Skip to content

Women's Health

Font Size
A
A
A

When a Carb's Not a Carb: The Net Carb Debate

Will counting net carbs help or hurt weight loss efforts?

WebMD Feature

When is a carb not a carb? That's the question many carb-conscious dieters are facing as they struggle to keep their carb counts within the strict limits recommended by Atkins and other low-carb diets.

Recommended Related to Women

Top 10 Blog Posts of 2008: Readers' Choice

Is everything OK down there? Could what happened to Heath Ledger happen to me? What are the signs of dry drowning? WebMD's expert bloggers took on some of the year's toughest issues and our readers responded. Those topics are among the most viewed blog posts on WebMD for 2008. What Are Those Little White Bumps? My Ultrasound Found an Ovarian Cyst Statins and Muscle Pain 6 Minutes to a Sharper Memory Vaginal Discharge: Normal o...

Read the Top 10 Blog Posts of 2008: Readers' Choice article > >

In an effort to cash in on the low-carb craze, food manufacturers have invented a new category of carbohydrates known as "net carbs," which promises to let dieters eat the sweet and creamy foods they crave without suffering the carb consequences.

But the problem is that there is no legal definition of the "net," "active," or "impact" carbs popping up on food labels and advertisements. The only carbohydrate information regulated by the FDA is provided in the Nutrition Facts label, which lists total carbohydrates and breaks them down into dietary fiber and sugars.
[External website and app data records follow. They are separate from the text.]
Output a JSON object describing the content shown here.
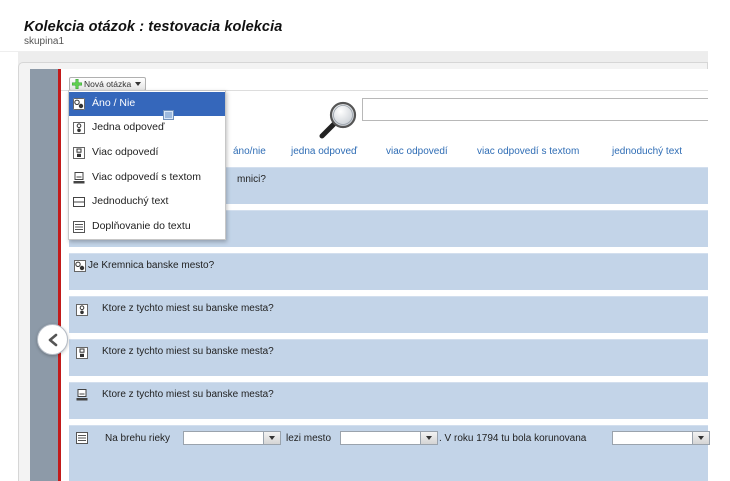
{
  "header": {
    "title": "Kolekcia otázok : testovacia kolekcia",
    "subtitle": "skupina1"
  },
  "toolbar": {
    "new_question_label": "Nová otázka"
  },
  "menu": {
    "items": [
      {
        "label": "Áno / Nie",
        "icon": "yes-no-icon",
        "selected": true
      },
      {
        "label": "Jedna odpoveď",
        "icon": "single-choice-icon"
      },
      {
        "label": "Viac odpovedí",
        "icon": "multiple-choice-icon"
      },
      {
        "label": "Viac odpovedí s textom",
        "icon": "multiple-text-icon"
      },
      {
        "label": "Jednoduchý text",
        "icon": "simple-text-icon"
      },
      {
        "label": "Doplňovanie do textu",
        "icon": "fill-in-text-icon"
      }
    ]
  },
  "search": {
    "value": "",
    "placeholder": ""
  },
  "filters": {
    "tabs": [
      {
        "label": "áno/nie"
      },
      {
        "label": "jedna odpoveď"
      },
      {
        "label": "viac odpovedí"
      },
      {
        "label": "viac odpovedí s textom"
      },
      {
        "label": "jednoduchý text"
      }
    ]
  },
  "questions": {
    "rows": [
      {
        "text": "mnici?",
        "icon": ""
      },
      {
        "text": "",
        "icon": ""
      },
      {
        "text": "Je Kremnica banske mesto?",
        "icon": "yes-no-icon"
      },
      {
        "text": "Ktore z tychto miest su banske mesta?",
        "icon": "single-choice-icon"
      },
      {
        "text": "Ktore z tychto miest su banske mesta?",
        "icon": "multiple-choice-icon"
      },
      {
        "text": "Ktore z tychto miest su banske mesta?",
        "icon": "multiple-text-icon"
      }
    ],
    "fill": {
      "icon": "fill-in-text-icon",
      "part1": "Na brehu rieky",
      "part2": "lezi mesto",
      "part3": ". V roku 1794 tu bola korunovana"
    }
  },
  "colors": {
    "accent": "#3567bb",
    "row_bg": "#c3d4e8",
    "link": "#2f6db5",
    "side_red": "#c21a1a"
  }
}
Any information or claims about carbohydrate content that appear outside that box have not been evaluated by the FDA.

"These terms have been made up by food companies," says Wahida Karmally, DrPH, RD, director of nutrition at the Irving Center for Clinical Research at Columbia University. "It's a way for the manufacturers of these products to draw attention to them and make them look appealing by saying, 'Look, you can eat all these carbs, but you're really not impacting your health, so to speak.'"

Although the number of products touting "net carbs" continues to grow, nutrition experts say the science behind these claims is fuzzy, and it's unclear whether counting net carbs will help or hurt weight loss efforts.

What's in a Net Carb?

The concept of net carbs is based on the principle that not all carbohydrates affect the body in the same manner.

Some carbohydrates, like simple or refined starches and sugars, are absorbed rapidly and have a high glycemic index, meaning they cause blood sugar levels to quickly rise after eating. Excess simple carbohydrates are stored in the body as fat. Examples of these include potatoes, white bread, white rice, and sweets.

Other carbohydrates, such as the fiber found in whole grains, fruits, and vegetables, move slowly through the digestive system, and much of it isn't digested at all (insoluble fiber).

1 | 2 | 3 | 4

Today on WebMD

hands on abdomen
Test your knowledge.
womans hand on abdomen
Are you ready for baby?
 
birth control pills
Learn about your options.
insomnia
Is it menopause or something else?
 
woman in bathtub
Slideshow
Doctor discussing screening with patient
VIDEO
 
bp app on smartwatch and phone
Slideshow
ovaries in body model
Article
 

Send yourself a link to download the app.

Loading ...

Please wait...

This feature is temporarily unavailable. Please try again later.

Thanks!

Now check your email account on your mobile phone to download your new app.

Blood pressure check
Slideshow
hot water bottle on stomach
Quiz
 
question
Assessment
Attractive young woman standing in front of mirror
Quiz